I do not have photographs of my cousin Jack as an adult. I knew him as a child, and that is how I see him now.
I see him the night before trout season opens. We are up all night talking, picking through my fatherís ashtrays for butts long enough to smoke. In the morning, Jack puts on a new fishing hat, and his boots and creel are also new. There are new salmon egg hooks, golden, like earrings, and jars of Mikeís Lucky Seven Salmon Eggs that we lightly salt to toughen them up. We have corncob pipes and cherry tobacco hidden in our vests. By nightfall, our eyes bloodshot, and our hands smelling of rainbow trout, our mouths have been soured from the smoke.
I hook rubber boots
across the stream

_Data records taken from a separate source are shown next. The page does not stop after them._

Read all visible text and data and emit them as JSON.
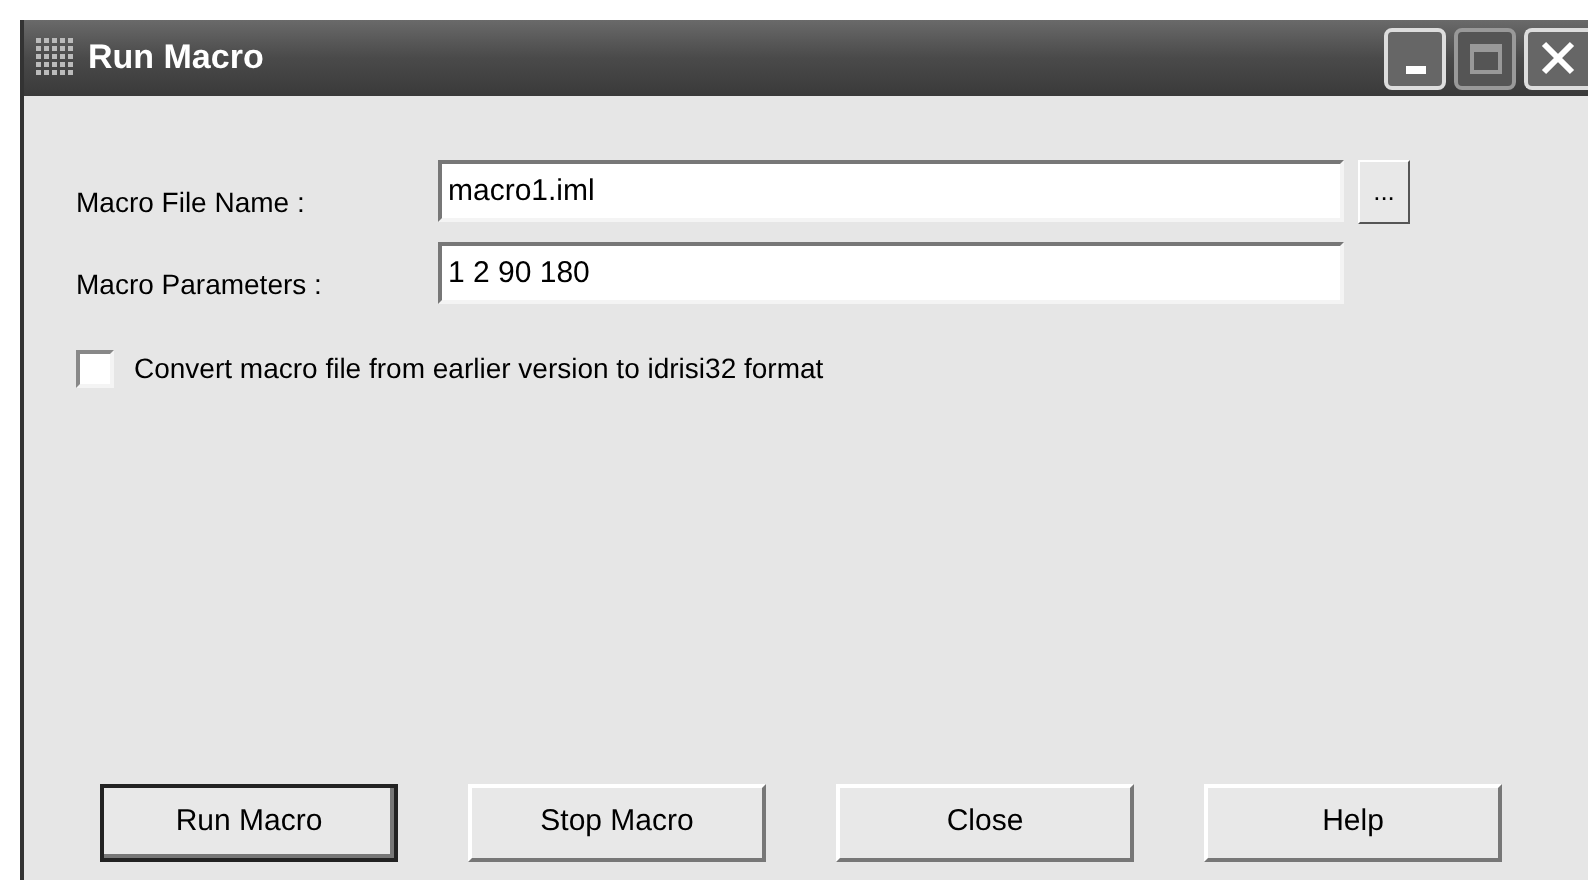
{
  "window": {
    "title": "Run Macro"
  },
  "fields": [
    {
      "label": "Macro File Name :",
      "value": "macro1.iml",
      "browse": "..."
    },
    {
      "label": "Macro Parameters :",
      "value": "1 2 90 180"
    }
  ],
  "convert_option": {
    "label": "Convert macro file from earlier version to idrisi32 format",
    "checked": false
  },
  "buttons": [
    {
      "label": "Run Macro",
      "default": true
    },
    {
      "label": "Stop Macro",
      "default": false
    },
    {
      "label": "Close",
      "default": false
    },
    {
      "label": "Help",
      "default": false
    }
  ]
}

One summer, I see us bobbing in black inner tubes under the pier. The pilings are covered with barnacles and waves from the bay are pushing us toward the pavilion. Above our heads, we hear the sound of bare feet and flip-flops on the wood and see the flash of bare legs as we peer up through the boards. There are screams from children flying down the water slide, some backwards, others headfirst on their stomachs. It is our own world as we drift along past crab lines, and voices mingle above us like a flock of birds.
I plant a radio

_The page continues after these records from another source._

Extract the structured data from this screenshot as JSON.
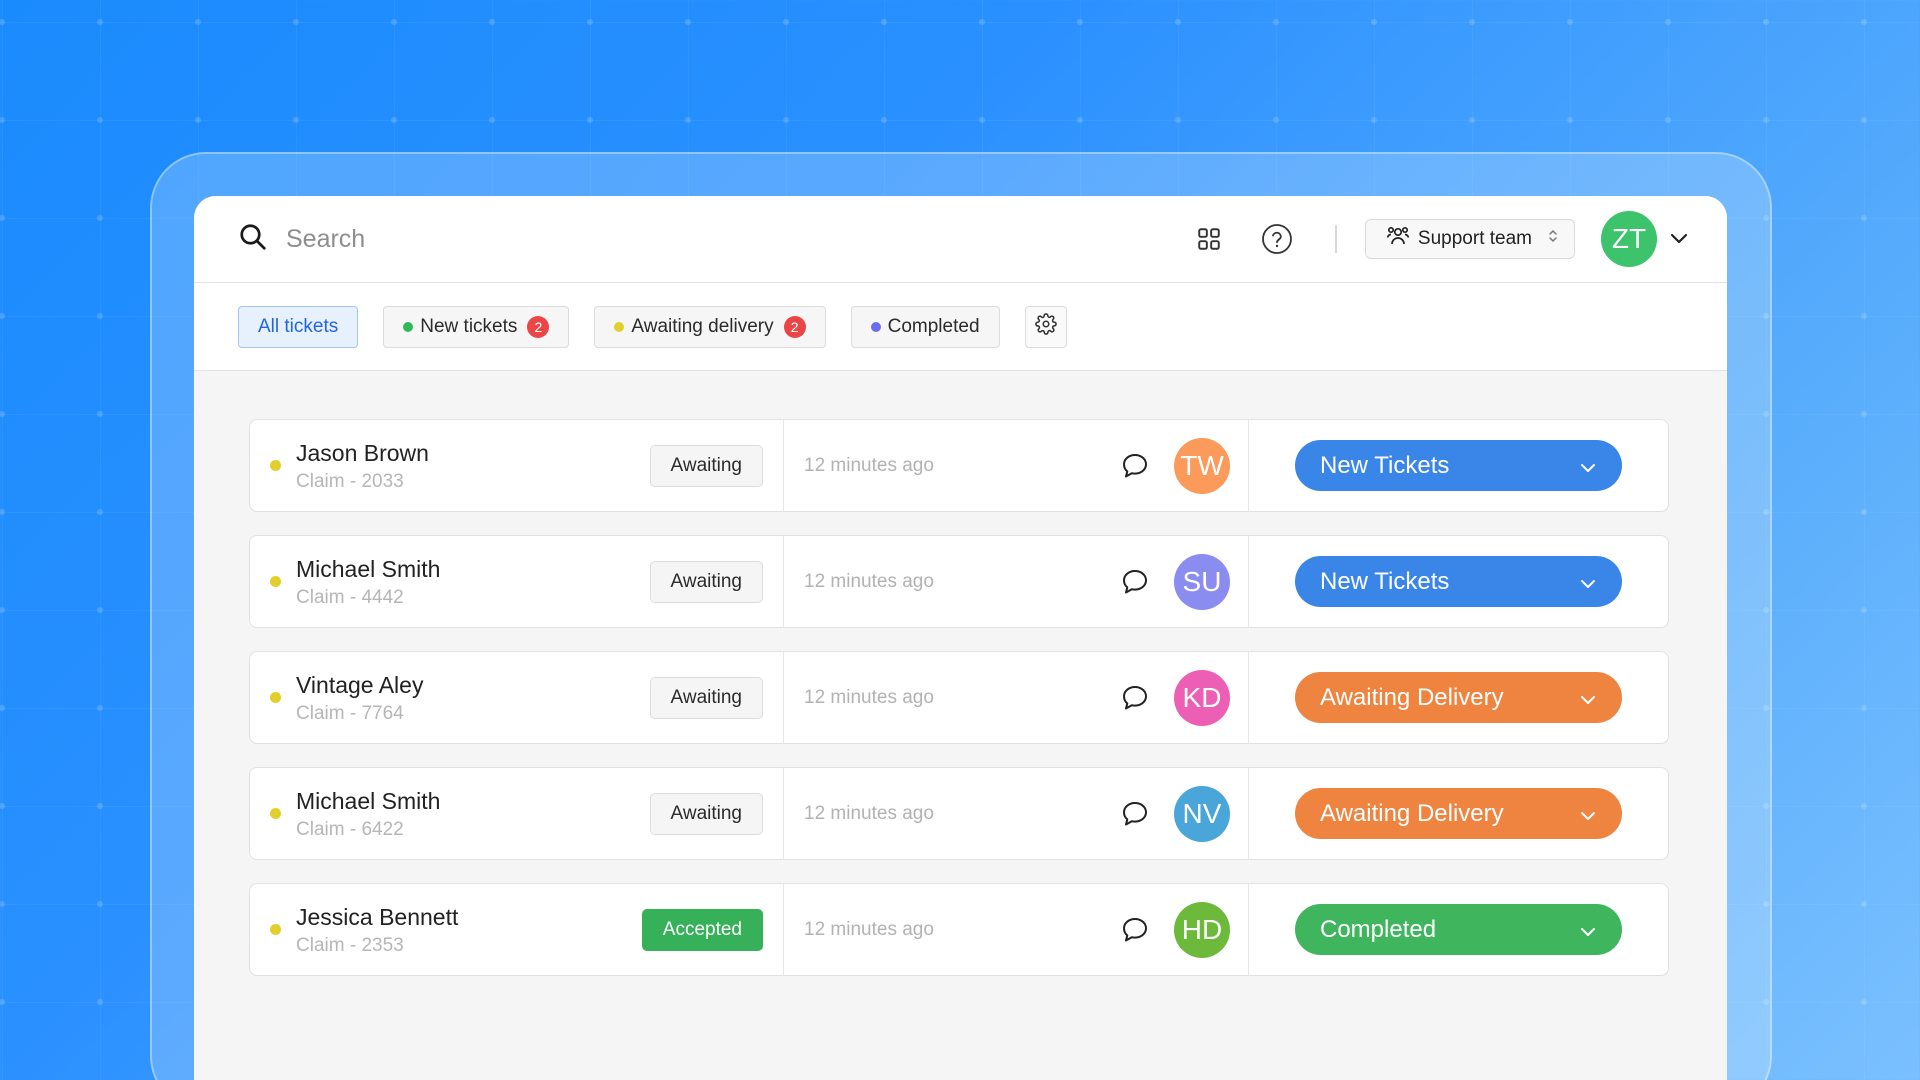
{
  "search": {
    "placeholder": "Search"
  },
  "header": {
    "team_label": "Support team",
    "user_initials": "ZT",
    "user_color": "#3cc36b"
  },
  "filters": [
    {
      "label": "All tickets",
      "active": true
    },
    {
      "label": "New tickets",
      "dot_color": "#2fb95b",
      "count": "2"
    },
    {
      "label": "Awaiting delivery",
      "dot_color": "#e3cf2c",
      "count": "2"
    },
    {
      "label": "Completed",
      "dot_color": "#6c6cf0"
    }
  ],
  "tickets": [
    {
      "name": "Jason Brown",
      "claim": "Claim  - 2033",
      "status": "Awaiting",
      "time": "12 minutes ago",
      "initials": "TW",
      "avatar_color": "#fb9a5a",
      "state": "New Tickets",
      "state_color": "#3a86e8"
    },
    {
      "name": "Michael Smith",
      "claim": "Claim  - 4442",
      "status": "Awaiting",
      "time": "12 minutes ago",
      "initials": "SU",
      "avatar_color": "#8a8cf0",
      "state": "New Tickets",
      "state_color": "#3a86e8"
    },
    {
      "name": "Vintage Aley",
      "claim": "Claim  - 7764",
      "status": "Awaiting",
      "time": "12 minutes ago",
      "initials": "KD",
      "avatar_color": "#ec5fb4",
      "state": "Awaiting Delivery",
      "state_color": "#ee8440"
    },
    {
      "name": "Michael Smith",
      "claim": "Claim  - 6422",
      "status": "Awaiting",
      "time": "12 minutes ago",
      "initials": "NV",
      "avatar_color": "#4aa5d9",
      "state": "Awaiting Delivery",
      "state_color": "#ee8440"
    },
    {
      "name": "Jessica Bennett",
      "claim": "Claim  - 2353",
      "status": "Accepted",
      "time": "12 minutes ago",
      "initials": "HD",
      "avatar_color": "#6cb93c",
      "state": "Completed",
      "state_color": "#3fb55d"
    }
  ]
}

in the sand
A machine along the boardwalk takes our picture. It spits out tiny black and white shots of our crewcut heads, and Jackís smile is bigger than mine. His eyes are brighter. A year younger, yet he knows how to talk to girls, knows all the curses and sings them in a song, knows how to tell stories of witches and lunatics, and he knows how to pick a fight with a stranger. My cousin teaches me these things.
I see me not much later reading Jackís one letter from Vietnam, the one where he tells the truth, the horror, and the pain of it, but I am to promise to tell no one. He survives the war only to crash a motorcycle back in the States and for a time he is sucking food through a straw.

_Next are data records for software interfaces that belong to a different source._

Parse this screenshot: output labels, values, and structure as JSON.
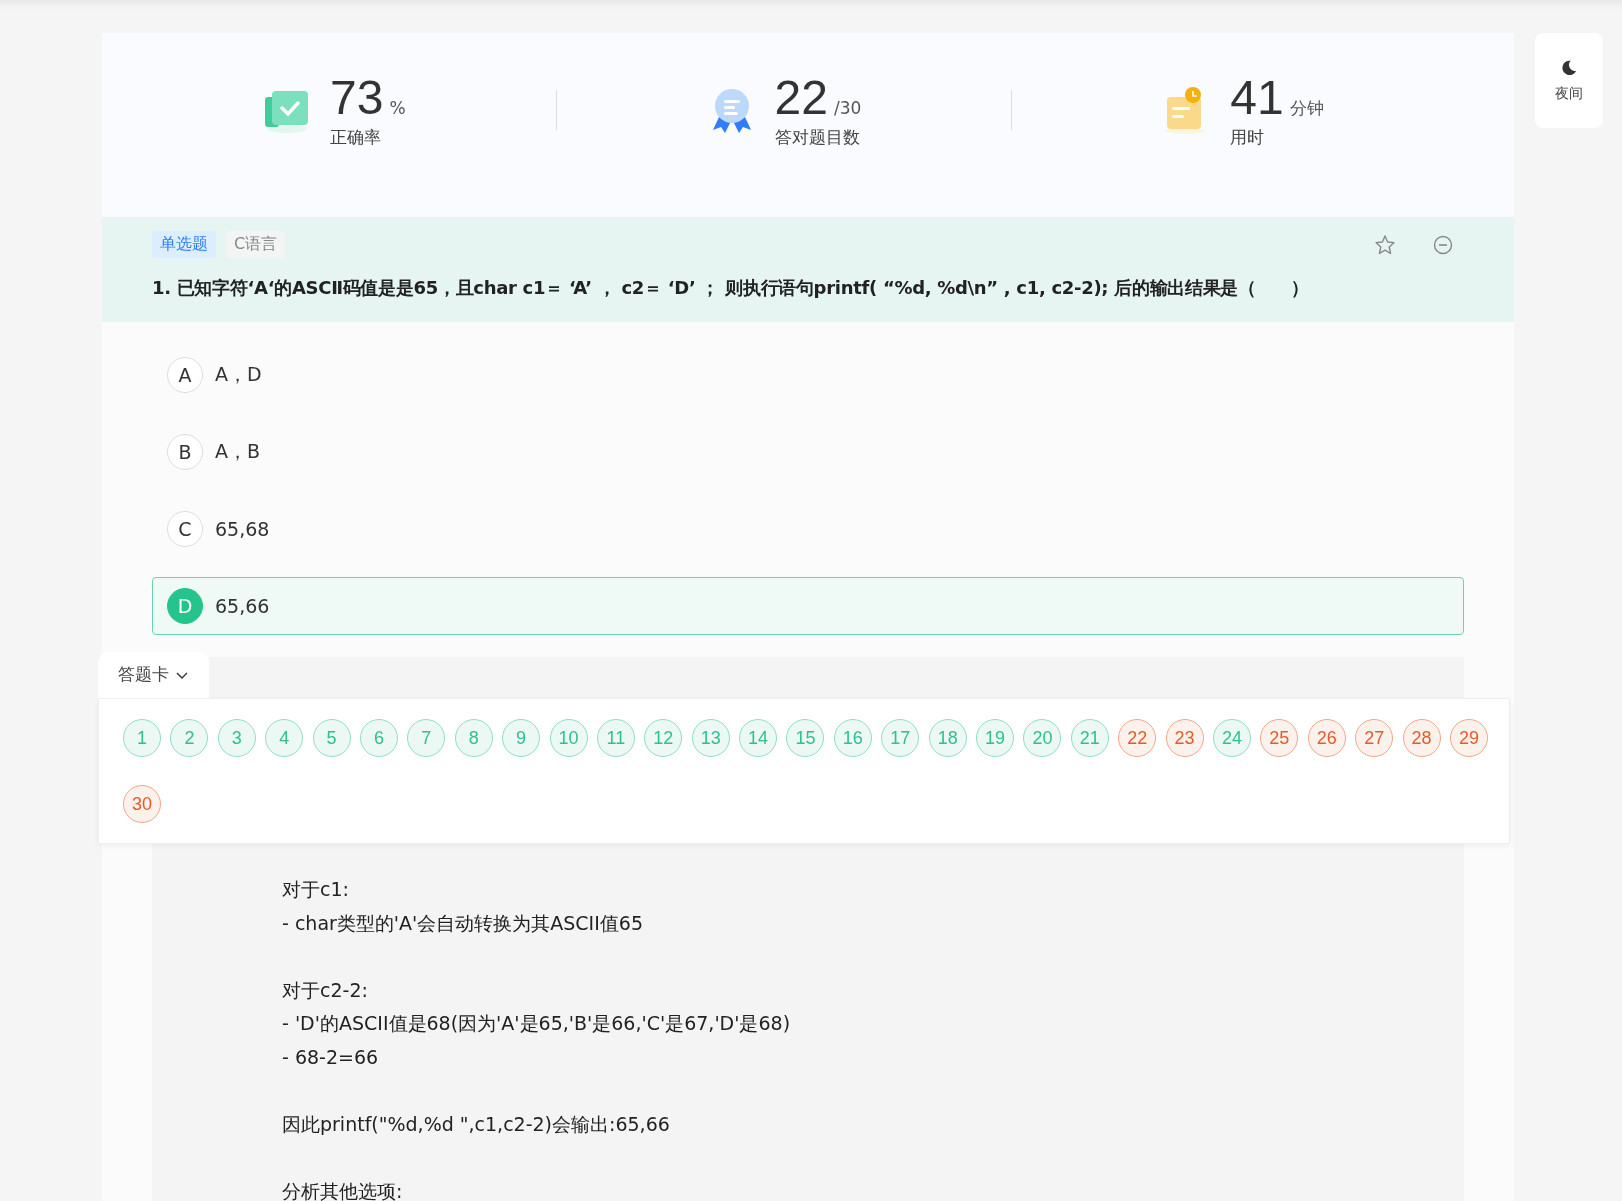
{
  "stats": [
    {
      "kind": "accuracy",
      "value": "73",
      "unit": "%",
      "label": "正确率"
    },
    {
      "kind": "correct",
      "value": "22",
      "unit": "/30",
      "label": "答对题目数"
    },
    {
      "kind": "time",
      "value": "41",
      "unit": "分钟",
      "label": "用时"
    }
  ],
  "night_button": {
    "label": "夜间"
  },
  "question": {
    "type_tag": "单选题",
    "subject_tag": "C语言",
    "text": "1. 已知字符‘A‘的ASCⅡ码值是是65，且char c1＝ ‘A’ ， c2＝ ‘D’ ； 则执行语句printf( “%d, %d\\n” , c1, c2-2); 后的输出结果是（　　）"
  },
  "options": [
    {
      "letter": "A",
      "text": "A，D",
      "selected": false
    },
    {
      "letter": "B",
      "text": "A，B",
      "selected": false
    },
    {
      "letter": "C",
      "text": "65,68",
      "selected": false
    },
    {
      "letter": "D",
      "text": "65,66",
      "selected": true
    }
  ],
  "answer_card": {
    "title": "答题卡",
    "expanded": true,
    "items": [
      {
        "number": "1",
        "correct": true
      },
      {
        "number": "2",
        "correct": true
      },
      {
        "number": "3",
        "correct": true
      },
      {
        "number": "4",
        "correct": true
      },
      {
        "number": "5",
        "correct": true
      },
      {
        "number": "6",
        "correct": true
      },
      {
        "number": "7",
        "correct": true
      },
      {
        "number": "8",
        "correct": true
      },
      {
        "number": "9",
        "correct": true
      },
      {
        "number": "10",
        "correct": true
      },
      {
        "number": "11",
        "correct": true
      },
      {
        "number": "12",
        "correct": true
      },
      {
        "number": "13",
        "correct": true
      },
      {
        "number": "14",
        "correct": true
      },
      {
        "number": "15",
        "correct": true
      },
      {
        "number": "16",
        "correct": true
      },
      {
        "number": "17",
        "correct": true
      },
      {
        "number": "18",
        "correct": true
      },
      {
        "number": "19",
        "correct": true
      },
      {
        "number": "20",
        "correct": true
      },
      {
        "number": "21",
        "correct": true
      },
      {
        "number": "22",
        "correct": false
      },
      {
        "number": "23",
        "correct": false
      },
      {
        "number": "24",
        "correct": true
      },
      {
        "number": "25",
        "correct": false
      },
      {
        "number": "26",
        "correct": false
      },
      {
        "number": "27",
        "correct": false
      },
      {
        "number": "28",
        "correct": false
      },
      {
        "number": "29",
        "correct": false
      },
      {
        "number": "30",
        "correct": false
      }
    ]
  },
  "explanation": [
    {
      "lines": [
        "对于c1:",
        "- char类型的'A'会自动转换为其ASCII值65"
      ]
    },
    {
      "lines": [
        "对于c2-2:",
        "- 'D'的ASCII值是68(因为'A'是65,'B'是66,'C'是67,'D'是68)",
        "- 68-2=66"
      ]
    },
    {
      "lines": [
        "因此printf(\"%d,%d \",c1,c2-2)会输出:65,66"
      ]
    },
    {
      "lines": [
        "分析其他选项:"
      ]
    }
  ]
}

The years pass, and I send the Vietnam letter back to him. We exchange a few books and a few promises to get together and fish, then it stops. Telephone numbers and addresses change, trees and children grow up, and even now I wish we could wade across the South Branch and slip into that deep hole where for an instant our bodies and laughter are washed away together.
boys poach fish
in rusted cans